In winter the bears are hibernating, so fat biking in the snow is a new venture for the Martinselkonen team as they seek to extend their season. We see tracks from other creatures too: lynx, wolverine, snow hares, and reindeer. Lots of reindeer. They’re farmed, and eaten, and turned into trinkets, and their skins used for insulation against the cold for bums on benches, or in sleighs for tourists. There are also moose. We don’t see any tracks, but we do eat plenty of it. It’s lean, and tastes somewhat like beef. It’s served with the ubiquitous berries. Berries are everywhere – apparently even once the bears have had their share, there are enough berries in Finland for every Finn to have a freezer full of berries, a cupboard full of berry juice, and jars and jars of various berry-based preserves. We eat berries with porridge for breakfast, drink berry juice with lunch, have berry compotes with meat and various cream and berry combinations for dessert.
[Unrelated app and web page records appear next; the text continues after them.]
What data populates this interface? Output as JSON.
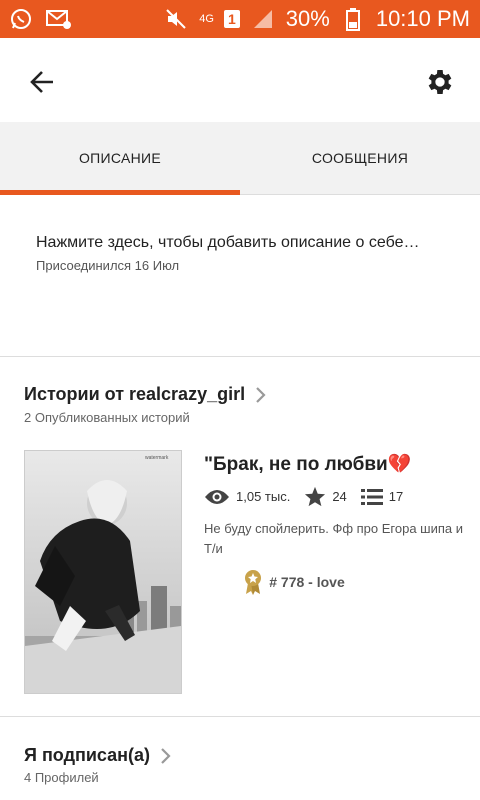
{
  "status_bar": {
    "network": "4G",
    "sim": "1",
    "battery": "30%",
    "time": "10:10 PM"
  },
  "tabs": [
    {
      "label": "ОПИСАНИЕ",
      "active": true
    },
    {
      "label": "СООБЩЕНИЯ",
      "active": false
    }
  ],
  "about": {
    "description": "Нажмите здесь, чтобы добавить описание о себе…",
    "joined": "Присоединился 16 Июл"
  },
  "stories_section": {
    "title": "Истории от realcrazy_girl",
    "subtitle": "2 Опубликованных историй"
  },
  "story": {
    "title": "\"Брак, не по любви💔",
    "views": "1,05 тыс.",
    "votes": "24",
    "parts": "17",
    "description": "Не буду спойлерить. Фф про Егора шипа и Т/и",
    "rank": "# 778 - love"
  },
  "following_section": {
    "title": "Я подписан(а)",
    "subtitle": "4 Профилей"
  },
  "colors": {
    "accent": "#e8581f",
    "tab_bg": "#f2f2f2",
    "gold_badge": "#c8a24a"
  }
}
Of moose, dogs and fish.
The moose are hunted, along with the bears, wolverine, and almost anything else that moves. It’s not an elite pastime here – it seems almost everyone hunts, and what’s caught is eaten. Ice fishing is also popular – as I saw when I passed the scary hole. We don’t sample any locally caught fish; however, we do enjoy a spectacular fishy treat. Markku pins sides of salmon to boards which are placed around a large fire bowl. Regular brushing with salt water keeps them moist, and the resulting smokey, tender fish is a delight to eat with salads and bread. To make the experience even more special, we eat it gathered in the barbeque hut where another roaring fire keeps us warm while snow lies all around outside.
Fire and snow.
It’s just as well Finland is one of the world’s leading producers of wood, as they must burn an awful lot of it. Everywhere we go there is a stove or a fire – or a sauna.
We’ve already played in the snow, on fat bikes and snow shoes, walking and riding through forests and over frozen lakes. But the sauna is to be the final piece of the Finnish fire and ice experience. Pleasantly tired from our day out on the bikes, we shuffle slightly shyly in (the only other woman on the trip is a mysterious sauna-no-show). Soon we are hot. Dizzily hot. One person makes a run for it, out into the snow. Then another. Then I can take the heat no longer. I run naked out into the snow and lie down. It is tinglingly and shockingly cold everywhere, except my feet, which ache and throb in pain. I dive back inside, into the shower – which is strangely more uncomfortably cold than the snow, and back into the heat of the sauna.
It was in the saunas and wilderness huts of the past that the poetry of the Kalevala was first created. Songs of creation and magic, invented as ways to pass the time and explain the lands around them. Us visitors sing no songs as we sit gathered, naked, in the sauna, but we leave with our heads full of stories, our own modern day Finnish mini-epics.
Hannah stayed at Martinselkonen Wilds Centre. They offer accommodation, airport transfers, and a variety of activities in both summer and winter.
If you’re experienced in arctic survival, the Ruthless Raja might be of interest. It’s a 50km fatbike race along the border.
Martinselkonen is part of a group of local, mostly small, family-run businesses operating under the Wild Taiga brand.
More information on all areas of Finland can be found here.
Hannah’s flights and accommodation were provided by Visit Finland, Martinselkonen and Wild Taigi.